Navy Yard shooting reopens debate on base security

Miriam Rogal and her daughter Olivia are directed by Homeland Security police on where to park and wait for Rogal's husband, who works at the Navy Yard. He called her to tell her he was all right.

WASHINGTON — — The deadly shooting at one of the region's largest military facilities Monday reopened the debate about whether officials have done enough to secure the nation's massive portfolio of domestic bases.

At least 13 people were killed and several more were wounded, authorities said, when a 34-year-old Texas man and former Navy reservist allegedly opened fire from inside the Washington Navy Yard in one of the most violent such incidents ever on a U.S. military installation.


National security analysts say the Pentagon has improved security at its posts following the 2001 terrorist attacks and, more recently, the 2009 shootings at Fort Hood, Texas. In that case, a radicalized Army psychiatrist shot 13 people to death and wounded more than 30 others.

But the analysts say more could be done to screen military personnel for mental health problems — though it's not clear that such action would have prevented Monday's rampage.


"Given the task at hand, they've done remarkably well," Jeffrey Addicott, director of the Center for Terrorism Law at St. Mary's University in Texas. "If you think about the thousands of people who go on to military bases, it's impossible stop and search every car."

But Addicott said Pentagon officials also need to improve their advance screening of military personnel for signs that they could become violent.

"If you're trying to stop them at the gate, you're too late," he said. "We need to have better screening processes."

Authorities are well aware of the challenge.
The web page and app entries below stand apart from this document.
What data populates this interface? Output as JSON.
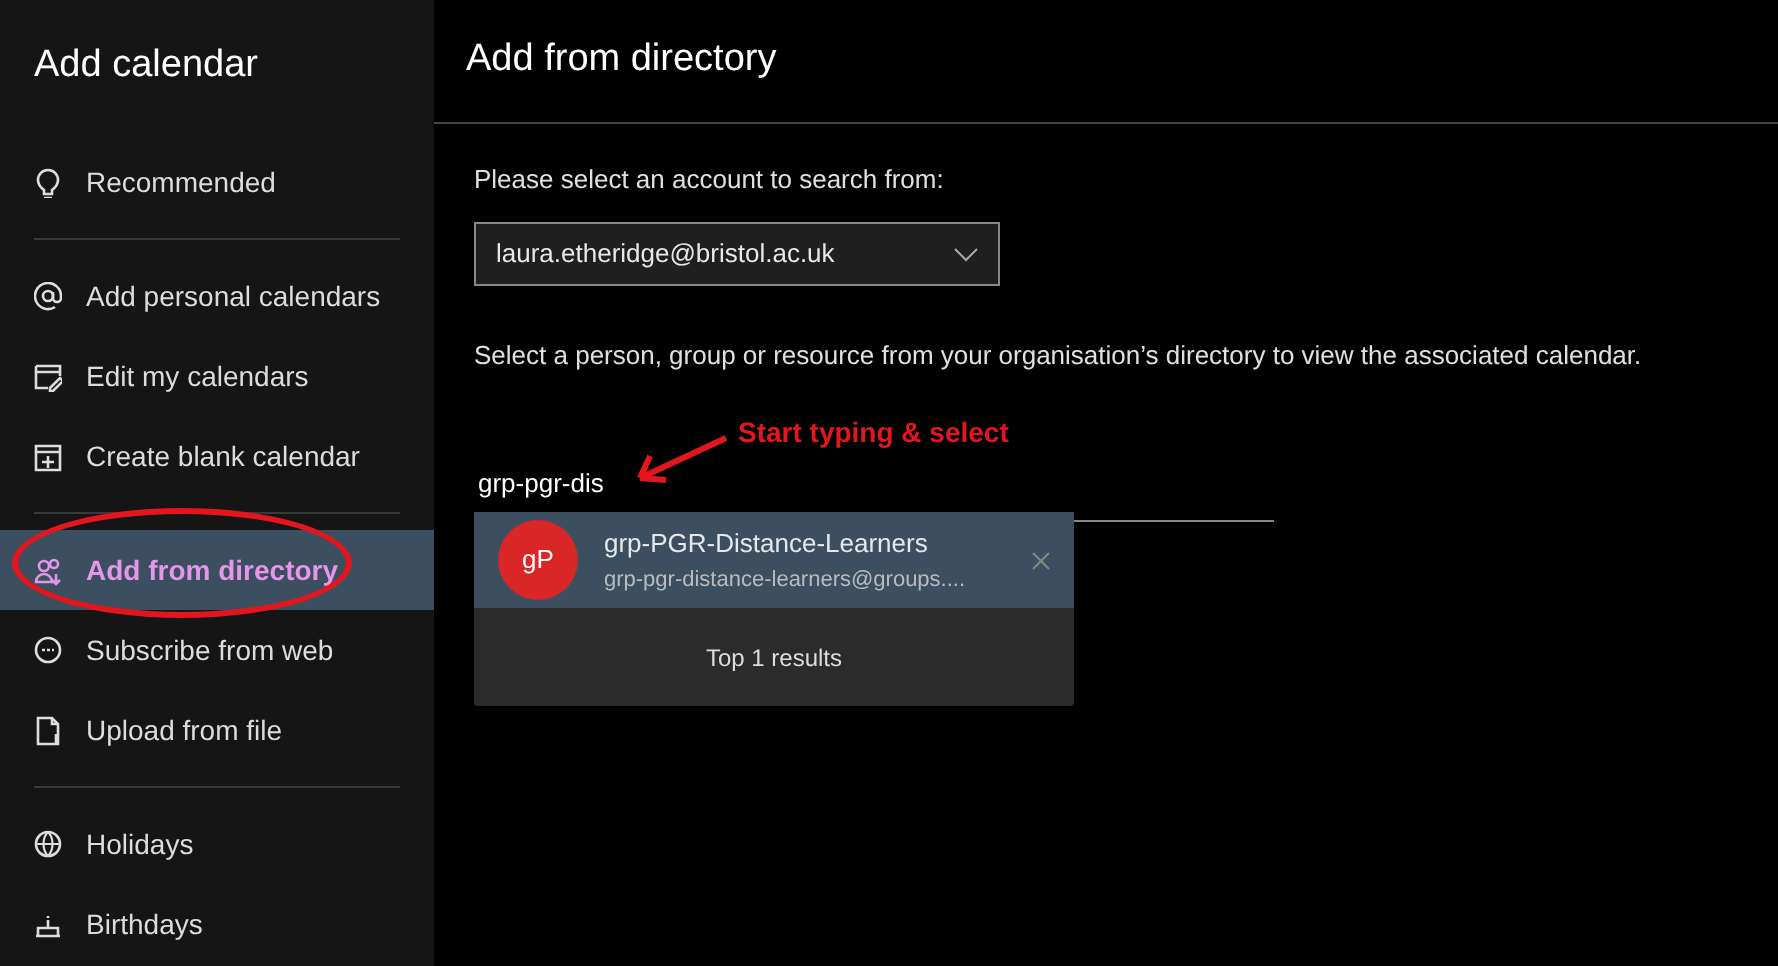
{
  "sidebar": {
    "title": "Add calendar",
    "groups": [
      {
        "items": [
          {
            "label": "Recommended",
            "selected": false
          }
        ]
      },
      {
        "items": [
          {
            "label": "Add personal calendars",
            "selected": false
          },
          {
            "label": "Edit my calendars",
            "selected": false
          },
          {
            "label": "Create blank calendar",
            "selected": false
          }
        ]
      },
      {
        "items": [
          {
            "label": "Add from directory",
            "selected": true
          },
          {
            "label": "Subscribe from web",
            "selected": false
          },
          {
            "label": "Upload from file",
            "selected": false
          }
        ]
      },
      {
        "items": [
          {
            "label": "Holidays",
            "selected": false
          },
          {
            "label": "Birthdays",
            "selected": false
          }
        ]
      }
    ]
  },
  "main": {
    "title": "Add from directory",
    "account_label": "Please select an account to search from:",
    "account_select": {
      "value": "laura.etheridge@bristol.ac.uk"
    },
    "description": "Select a person, group or resource from your organisation’s directory to view the associated calendar.",
    "search_field": {
      "value": "grp-pgr-dis"
    },
    "suggestions": [
      {
        "initials": "gP",
        "color": "#d92626",
        "name": "grp-PGR-Distance-Learners",
        "email": "grp-pgr-distance-learners@groups....",
        "selected": true
      }
    ],
    "results_footer": "Top 1 results"
  },
  "annotation": {
    "text": "Start typing & select"
  }
}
Just last month, Navy Secretary Ray Mabus ordered the creation of a program to counter "insider threats."

The program, which calls for better training and increased scrutiny of Navy and Marine Corps personnel, is aimed at thwarting not only violent attacks, but also security breaches such as those carried out by Army Pfc. Bradley Manning and National Security Agency contractor Edward Snowden.

Improved mental health screenings was among the top recommendations of an independent panel commissioned by the Defense Department to review the Fort Hood shooting.
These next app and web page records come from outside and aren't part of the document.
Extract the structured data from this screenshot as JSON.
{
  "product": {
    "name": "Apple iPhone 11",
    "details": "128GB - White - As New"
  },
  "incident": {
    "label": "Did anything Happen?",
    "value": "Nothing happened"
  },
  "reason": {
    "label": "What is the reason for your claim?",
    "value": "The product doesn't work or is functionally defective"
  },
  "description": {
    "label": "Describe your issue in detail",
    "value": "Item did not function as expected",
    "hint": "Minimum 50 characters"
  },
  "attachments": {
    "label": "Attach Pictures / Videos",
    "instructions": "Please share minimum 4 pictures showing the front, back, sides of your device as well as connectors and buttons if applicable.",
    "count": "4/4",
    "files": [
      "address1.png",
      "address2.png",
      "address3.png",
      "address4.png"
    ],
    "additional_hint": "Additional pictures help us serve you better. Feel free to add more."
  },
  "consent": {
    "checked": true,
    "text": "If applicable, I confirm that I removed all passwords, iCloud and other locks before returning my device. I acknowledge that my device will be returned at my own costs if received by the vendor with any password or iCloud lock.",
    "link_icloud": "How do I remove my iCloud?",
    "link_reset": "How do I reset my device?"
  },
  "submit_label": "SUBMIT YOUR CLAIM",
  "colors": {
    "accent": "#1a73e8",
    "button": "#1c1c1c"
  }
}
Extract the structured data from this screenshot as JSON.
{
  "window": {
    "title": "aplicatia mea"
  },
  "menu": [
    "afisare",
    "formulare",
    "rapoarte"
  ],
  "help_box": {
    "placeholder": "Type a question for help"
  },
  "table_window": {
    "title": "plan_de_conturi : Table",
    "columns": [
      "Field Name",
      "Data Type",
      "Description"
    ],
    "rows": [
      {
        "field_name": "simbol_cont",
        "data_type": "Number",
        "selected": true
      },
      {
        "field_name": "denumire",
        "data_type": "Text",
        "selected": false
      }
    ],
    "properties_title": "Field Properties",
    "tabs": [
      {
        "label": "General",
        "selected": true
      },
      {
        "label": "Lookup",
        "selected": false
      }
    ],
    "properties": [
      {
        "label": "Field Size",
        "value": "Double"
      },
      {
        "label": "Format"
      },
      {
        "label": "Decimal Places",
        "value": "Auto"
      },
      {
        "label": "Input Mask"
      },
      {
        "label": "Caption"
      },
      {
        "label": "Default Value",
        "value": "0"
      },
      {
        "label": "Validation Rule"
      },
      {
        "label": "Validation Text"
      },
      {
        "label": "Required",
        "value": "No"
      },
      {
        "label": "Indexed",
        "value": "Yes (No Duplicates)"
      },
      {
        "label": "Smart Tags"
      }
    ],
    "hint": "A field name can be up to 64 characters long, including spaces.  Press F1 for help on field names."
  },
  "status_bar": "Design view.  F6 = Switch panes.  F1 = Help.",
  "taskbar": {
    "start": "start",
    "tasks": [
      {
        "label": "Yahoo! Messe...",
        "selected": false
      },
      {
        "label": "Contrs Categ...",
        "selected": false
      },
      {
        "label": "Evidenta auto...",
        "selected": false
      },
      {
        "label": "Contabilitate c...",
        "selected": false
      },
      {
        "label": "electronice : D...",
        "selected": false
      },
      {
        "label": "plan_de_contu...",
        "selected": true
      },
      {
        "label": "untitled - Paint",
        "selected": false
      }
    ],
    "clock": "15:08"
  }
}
Former Maj. Nidal Hasan, an Army psychiatrist who had worked at Walter Reed Army Medical Center in Washington, was sentenced to death last month after admitting to the killings.
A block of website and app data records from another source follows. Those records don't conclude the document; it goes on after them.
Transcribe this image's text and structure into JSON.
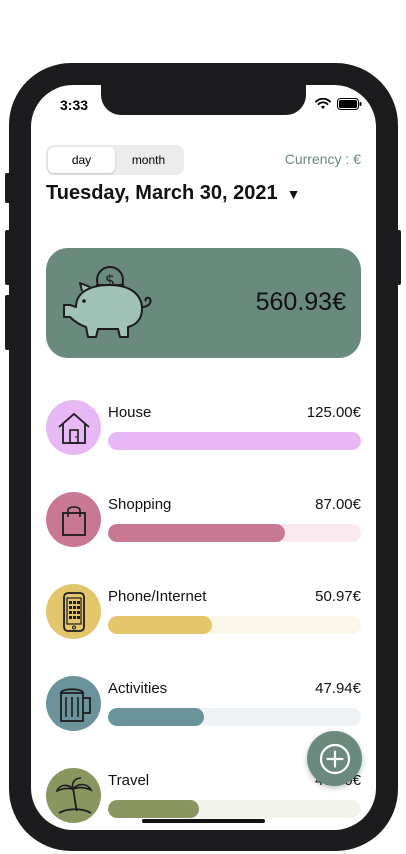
{
  "status_bar": {
    "time": "3:33"
  },
  "segmented": {
    "day": "day",
    "month": "month",
    "selected": "day"
  },
  "currency_label": "Currency : €",
  "date": {
    "text": "Tuesday, March 30, 2021",
    "caret": "▼"
  },
  "total": {
    "amount": "560.93€",
    "icon": "piggy-bank-icon"
  },
  "categories": [
    {
      "name": "House",
      "amount": "125.00€",
      "icon": "house-icon",
      "color": "#e8b8f5",
      "track": "#f3e0fa",
      "fill": 1.0
    },
    {
      "name": "Shopping",
      "amount": "87.00€",
      "icon": "shopping-bag-icon",
      "color": "#c97893",
      "track": "#f7e9ee",
      "fill": 0.7
    },
    {
      "name": "Phone/Internet",
      "amount": "50.97€",
      "icon": "phone-icon",
      "color": "#e3c56c",
      "track": "#faf6e8",
      "fill": 0.41
    },
    {
      "name": "Activities",
      "amount": "47.94€",
      "icon": "beer-mug-icon",
      "color": "#6a939c",
      "track": "#eef2f4",
      "fill": 0.38
    },
    {
      "name": "Travel",
      "amount": "45.00€",
      "icon": "palm-tree-icon",
      "color": "#8a9660",
      "track": "#f1f3ea",
      "fill": 0.36
    }
  ],
  "fab": {
    "icon": "plus-icon"
  }
}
The review panel also called for better background checks on civilians who enter military installations and foreign nationals who work for the Department of Defense.


Until Monday, the Fort Hood massacre was the deadliest mass killing on a U.S. military installation — but it was not an isolated case.

Six months earlier, a self-described Islamic radical shot and killed an Army private at a recruiting center in Little Rock, Ark. In March of this year, a Marine killed two officer candidates before killing himself in Quantico, Va.

At a congressional hearing in late 2011, Pentagon officials told lawmakers they had found at least 33 public cases since the 2001 attacks in which "homegrown terrorists" had attacked military installations or planned to do so. An assistant defense secretary, Paul Stockton, told lawmakers at the time that the Pentagon was dealing with the threat.

"Let me provide you with my bottom line up front: The terrorist threat to our military communities is serious, and will remain so for years to come," Stockton said.

Authorities said Monday they are investigating a motive for the shooter, whom they identified as Aaron Alexis of Fort Worth.

Mabus told CNN that Alexis, who was also killed Monday, was a civilian contractor. Records released by the Navy show the New York City native served in the Navy from 2007 to 2011, and worked as an aviation electrician's mate 3rd class at Fleet Logistics Support Squadron 46 in Fort Worth.


The Washington Navy Yard, the nation's oldest military facility, is the central feature of a rapidly developing neighborhood along the Anacostia River in Southeast D.C. More than 15,000 service members and civilians work at the facility.

The Department of Defense counts more than 440,000 buildings in its domestic portfolio located at about 4,400 sites. Generally, visitors are required to show a military ID to enter a base or they are escorted. Vehicle inspections are common.

At Fort Meade, the watershed event for security was not the Fort Hood shootings, but the attacks in 2001, spokeswoman Mary Doyle said. She said the Anne Arundel County Army base did not change its security measures in response to Fort Hood.

Before terrorists crashed planes into the World Trade Center and the Pentagon, Meade was an open base. Motorists were not stopped as they drove through the gates; some used the base as a shortcut between Routes 32 and 175. That changed on Sept. 12.

The attacks "taught us we have to stay vigilant, to report suspicious activity and to be alert at all times," Doyle said. "Like most organizations, we have had active shooter training and annually review what we to do and how to protect yourself."

Chris Grollnek, founder of Countermeasure Consulting Group, said some installations have made more progress on security than others. The Texas-based group has trained private contractors who staff post entries.


"It's not a one-size-fits-all," Grollnek said.

Grollnek said the Army has been proactive in training personnel to deal with on-base shootings. But, he said, trying to prevent incidents before they take place can be tricky because it's usually impossible to identify suspects in advance.

"They're black, they're white, they're men, they're women — no one knows what the profile is," he said.

In the minutes following the shootings on Monday, officials at area installations tightened security.

Fort McNair and Joint Base Anacostia-Bolling, both in the District of Columbia, followed the example of the Washington Navy Yard and ordered personnel to shelter in place.

Fort Meade, Walter Reed National Military Medical Center and the Pentagon also increased security.


Col. Brian P. Foley, the commander of Fort Meade, said he decided to increase gate security out of an "abundance of caution," not because of any specific threat.

"As the events at the Navy Yard unfold, we will remain focused on the safety and security of everyone on Fort Meade," Foley said. "We ask that everyone remain vigilant and report any suspicious activity to local authorities."

A spokeswoman for Walter Reed in Bethesda said the facility had increased security under the direction of Naval District Washington, the command that oversees Navy installations in the area.

A spokeswoman for the Naval Academy in Annapolis said she could not discuss security details.

"The Naval Academy is aware and monitoring the current situation at the Washington Navy Yard," spokeswoman Jenny Erickson said. "We are taking all of the appropriate measures to ensure the continued safety and security of our midshipmen, faculty, staff and our visitors."